This makes use of my observation that

• the sum of F(i) to F(i+9) is equal to F(i+11) − F(i+1) — proof:

   F(i) + F(i+1) + F(i+2) + F(i+3) + F(i+4) + F(i+5) + F(i+6) + F(i+7) + F(i+8) + F(i+9)
=      F(i+2)    +     F(i+4)      +     F(i+6)      +     F(i+8)      +    F(i+10)
=      F(i+2)    - F(i+3) + F(i+5) +     F(i+6)      +     F(i+8)      +    F(i+10)
=           -F(i+1)       +      F(i+7)              +     F(i+8)      +    F(i+10)
=           -F(i+1)       +              F(i+9)                        +    F(i+10)
=           -F(i+1)       +                           F(i+11)

• F(i+246) mod 10 is equal to (F(i+11) − F(i+1)) mod 10 (discovered by experimentation; no idea how to prove this)

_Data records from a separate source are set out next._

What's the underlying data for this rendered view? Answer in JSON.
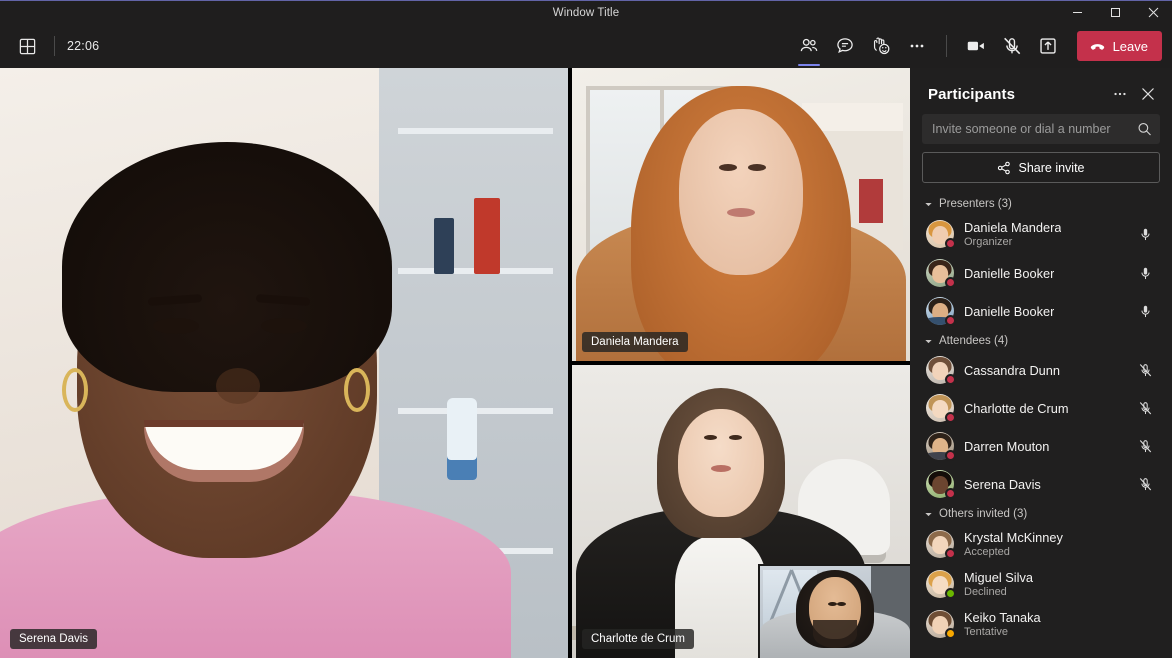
{
  "window": {
    "title": "Window Title",
    "controls": {
      "minimize": "–",
      "maximize": "□",
      "close": "✕"
    }
  },
  "toolbar": {
    "layout_icon": "grid-layout-icon",
    "timer": "22:06",
    "people_label": "People",
    "chat_label": "Chat",
    "reactions_label": "Reactions",
    "more_label": "More actions",
    "camera_label": "Camera",
    "mic_label": "Mic muted",
    "share_label": "Share content",
    "leave_label": "Leave"
  },
  "stage": {
    "tiles": [
      {
        "name": "Serena Davis",
        "scene": "sceneA"
      },
      {
        "name": "Daniela Mandera",
        "scene": "sceneB"
      },
      {
        "name": "Charlotte de Crum",
        "scene": "sceneC"
      }
    ],
    "pip": {
      "name": "pip-video"
    }
  },
  "panel": {
    "title": "Participants",
    "more_label": "More options",
    "close_label": "Close",
    "search": {
      "placeholder": "Invite someone or dial a number",
      "value": ""
    },
    "share_invite_label": "Share invite",
    "groups": [
      {
        "heading": "Presenters (3)",
        "people": [
          {
            "name": "Daniela Mandera",
            "sub": "Organizer",
            "presence": "busy",
            "mic": "unmuted"
          },
          {
            "name": "Danielle Booker",
            "sub": "",
            "presence": "busy",
            "mic": "unmuted"
          },
          {
            "name": "Danielle Booker",
            "sub": "",
            "presence": "busy",
            "mic": "unmuted"
          }
        ]
      },
      {
        "heading": "Attendees (4)",
        "people": [
          {
            "name": "Cassandra Dunn",
            "sub": "",
            "presence": "busy",
            "mic": "muted"
          },
          {
            "name": "Charlotte de Crum",
            "sub": "",
            "presence": "busy",
            "mic": "muted"
          },
          {
            "name": "Darren Mouton",
            "sub": "",
            "presence": "busy",
            "mic": "muted"
          },
          {
            "name": "Serena Davis",
            "sub": "",
            "presence": "busy",
            "mic": "muted"
          }
        ]
      },
      {
        "heading": "Others invited (3)",
        "people": [
          {
            "name": "Krystal McKinney",
            "sub": "Accepted",
            "presence": "busy",
            "mic": "none"
          },
          {
            "name": "Miguel Silva",
            "sub": "Declined",
            "presence": "available",
            "mic": "none"
          },
          {
            "name": "Keiko Tanaka",
            "sub": "Tentative",
            "presence": "away",
            "mic": "none"
          }
        ]
      }
    ]
  },
  "colors": {
    "accent": "#6264a7",
    "accent_underline": "#7b83eb",
    "leave_red": "#c4314b",
    "panel_bg": "#201f1f",
    "chrome_bg": "#1f1e1e",
    "presence_busy": "#c4314b",
    "presence_available": "#6bb700",
    "presence_away": "#f8a800"
  }
}
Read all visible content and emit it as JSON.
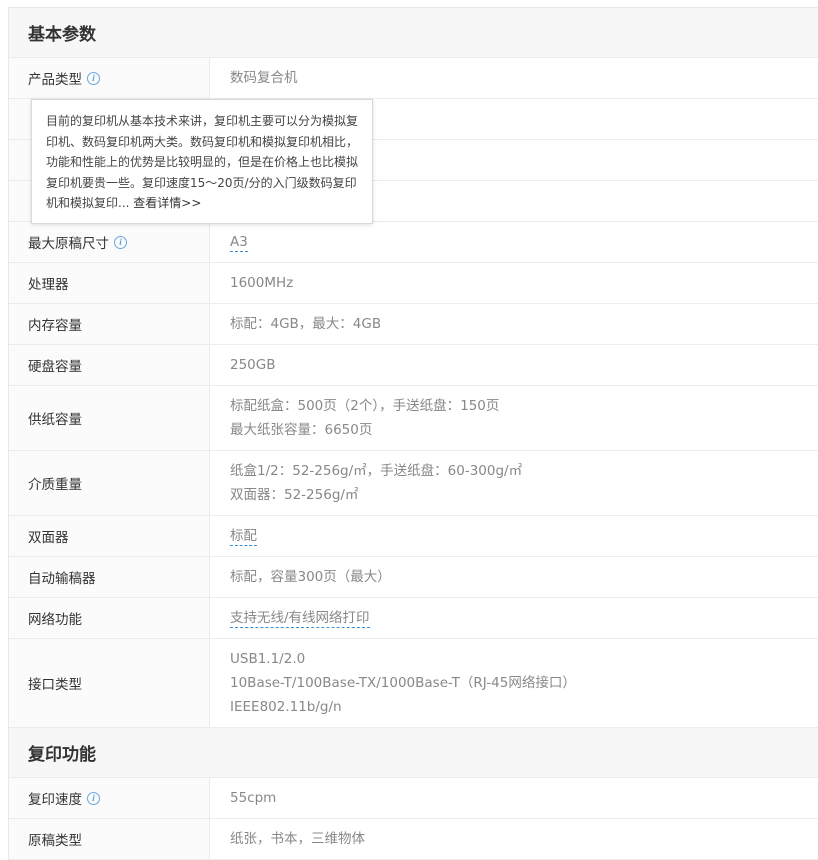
{
  "sections": [
    {
      "title": "基本参数",
      "rows": [
        {
          "label": "产品类型",
          "info": true,
          "lines": [
            "数码复合机"
          ]
        },
        {
          "label": "",
          "lines": [
            ""
          ]
        },
        {
          "label": "",
          "lines": [
            ""
          ]
        },
        {
          "label": "",
          "lines": [
            ""
          ]
        },
        {
          "label": "最大原稿尺寸",
          "info": true,
          "lines": [
            "A3"
          ],
          "link": true
        },
        {
          "label": "处理器",
          "lines": [
            "1600MHz"
          ]
        },
        {
          "label": "内存容量",
          "lines": [
            "标配：4GB，最大：4GB"
          ]
        },
        {
          "label": "硬盘容量",
          "lines": [
            "250GB"
          ]
        },
        {
          "label": "供纸容量",
          "lines": [
            "标配纸盒：500页（2个），手送纸盘：150页",
            "最大纸张容量：6650页"
          ]
        },
        {
          "label": "介质重量",
          "lines": [
            "纸盒1/2：52-256g/㎡，手送纸盘：60-300g/㎡",
            "双面器：52-256g/㎡"
          ]
        },
        {
          "label": "双面器",
          "lines": [
            "标配"
          ],
          "link": true
        },
        {
          "label": "自动输稿器",
          "lines": [
            "标配，容量300页（最大）"
          ]
        },
        {
          "label": "网络功能",
          "lines": [
            "支持无线/有线网络打印"
          ],
          "link": true
        },
        {
          "label": "接口类型",
          "lines": [
            "USB1.1/2.0",
            "10Base-T/100Base-TX/1000Base-T（RJ-45网络接口）",
            "IEEE802.11b/g/n"
          ]
        }
      ]
    },
    {
      "title": "复印功能",
      "rows": [
        {
          "label": "复印速度",
          "info": true,
          "lines": [
            "55cpm"
          ]
        },
        {
          "label": "原稿类型",
          "lines": [
            "纸张，书本，三维物体"
          ]
        }
      ]
    }
  ],
  "tooltip": {
    "text": "目前的复印机从基本技术来讲，复印机主要可以分为模拟复印机、数码复印机两大类。数码复印机和模拟复印机相比，功能和性能上的优势是比较明显的，但是在价格上也比模拟复印机要贵一些。复印速度15～20页/分的入门级数码复印机和模拟复印...",
    "more": " 查看详情>>"
  },
  "icons": {
    "info": "info-circle-icon"
  },
  "colors": {
    "accent": "#3b8fd6",
    "value_text": "#888888",
    "label_bg": "#fbfbfb"
  }
}
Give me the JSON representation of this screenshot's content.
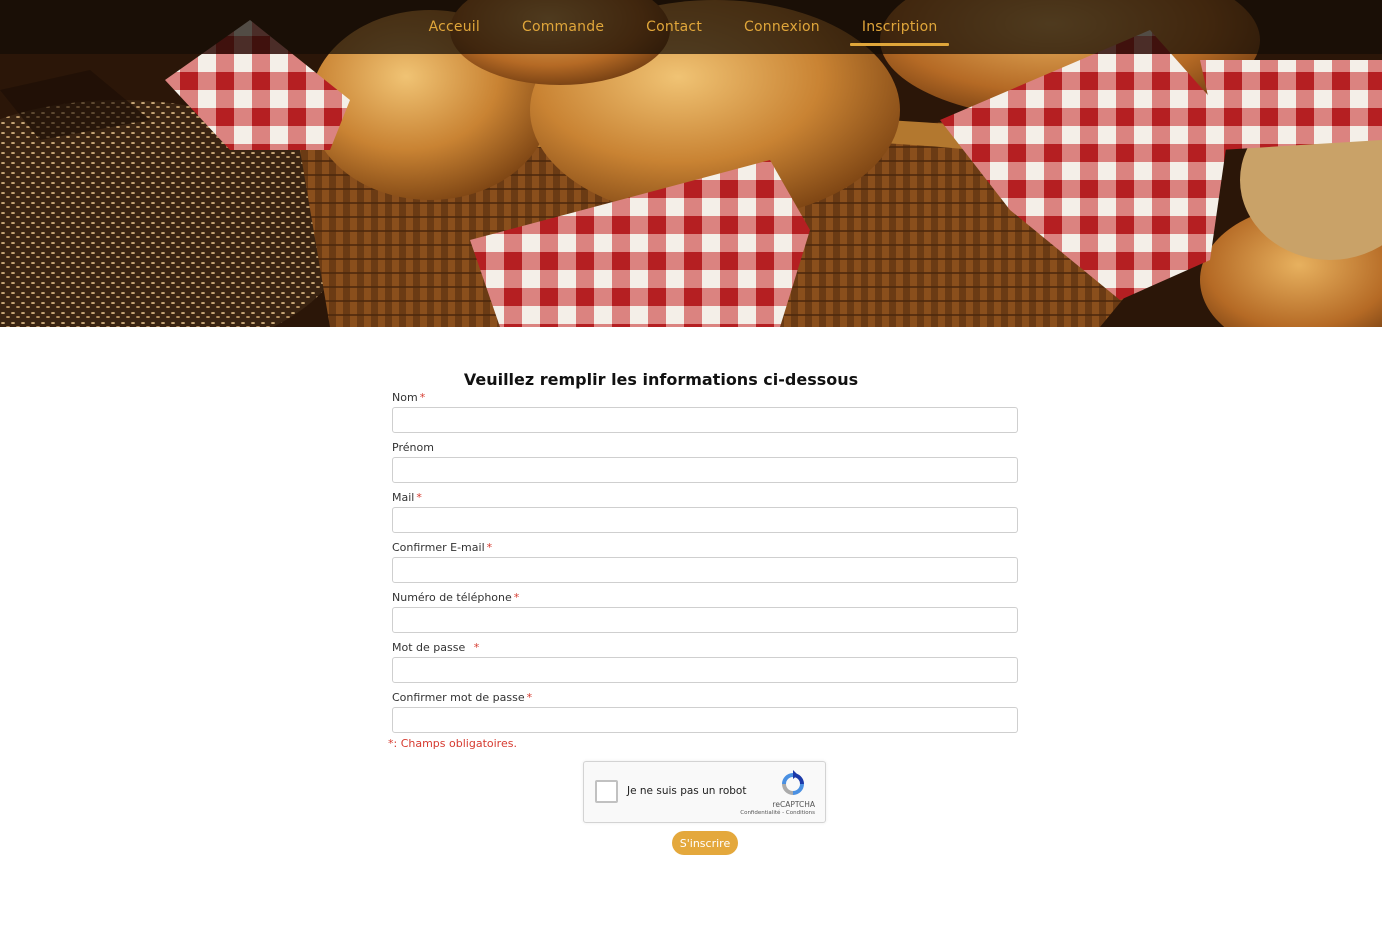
{
  "nav": {
    "items": [
      {
        "label": "Acceuil"
      },
      {
        "label": "Commande"
      },
      {
        "label": "Contact"
      },
      {
        "label": "Connexion"
      },
      {
        "label": "Inscription",
        "active": true
      }
    ],
    "accent_color": "#e0a63a"
  },
  "form": {
    "title": "Veuillez remplir les informations ci-dessous",
    "fields": [
      {
        "label": "Nom",
        "required": "*",
        "value": ""
      },
      {
        "label": "Prénom",
        "required": "",
        "value": ""
      },
      {
        "label": "Mail",
        "required": "*",
        "value": ""
      },
      {
        "label": "Confirmer E-mail",
        "required": "*",
        "value": ""
      },
      {
        "label": "Numéro de téléphone",
        "required": "*",
        "value": ""
      },
      {
        "label": "Mot de passe ",
        "required": "*",
        "value": ""
      },
      {
        "label": "Confirmer mot de passe",
        "required": "*",
        "value": ""
      }
    ],
    "required_note": "*: Champs obligatoires.",
    "required_color": "#d63a2f"
  },
  "captcha": {
    "label": "Je ne suis pas un robot",
    "brand": "reCAPTCHA",
    "links": "Confidentialité - Conditions"
  },
  "submit": {
    "label": "S'inscrire",
    "color": "#e4a83c"
  }
}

• User mohit would like to see that proof but can not yet comment. – dmckee --- ex-moderator kitten Jun 16 '11 at 16:32
• @dmckee, @mohit: Added – Timwi Jun 16 '11 at 23:32

# 05AB1E, 10 bytes

31Sb+ÅfÆ¤+


Port of @Timwi's Perl answer, so make sure to upvote him as well!

A straight-forward implementation would be 11 bytes instead:

9ÝƵ‘ª+ÅfθO


Explanation:

31S          # Push 31 as a list of digits: [3,1]
b         # Convert both to a binary string: [11,1]
+        # Add each to the (implicit) input-integer: [i+11,i+1]
Åf      # Get the n'th Fibonacci number for each: [F(i+11),F(i+1)]
Æ     # Reduce the pair by subtracting: F(i+11)-F(i+1)
¤    # Get its last digit (without popping)
+   # And add it to the result
# (after which it is output implicitly)

9Ý           # Push a list in the range [0,9]: [0,1,2,3,4,5,6,7,8,9]
Ƶ‘         # Push compressed integer 246
ª        # Append it to the list: [0,1,2,3,4,5,6,7,8,9,246]
+       # Add each to the (implicit) input-integer:
#  [i,i+1,i+2,i+3,i+4,i+5,i+6,i+7,i+8,i+9,i+246]
Åf     # Get the n'th Fibonacci number for each
# Pop the list, and push all values separated to the stack
θ   # Pop the last number (the F(i+246)), and only leave its last digit
O  # Sum all values on the stack
# (after which the resulting sum is output implicitly)


See this 05AB1E tip of mine (section How to compress large integers?) to understand why Ƶ‘ is 246.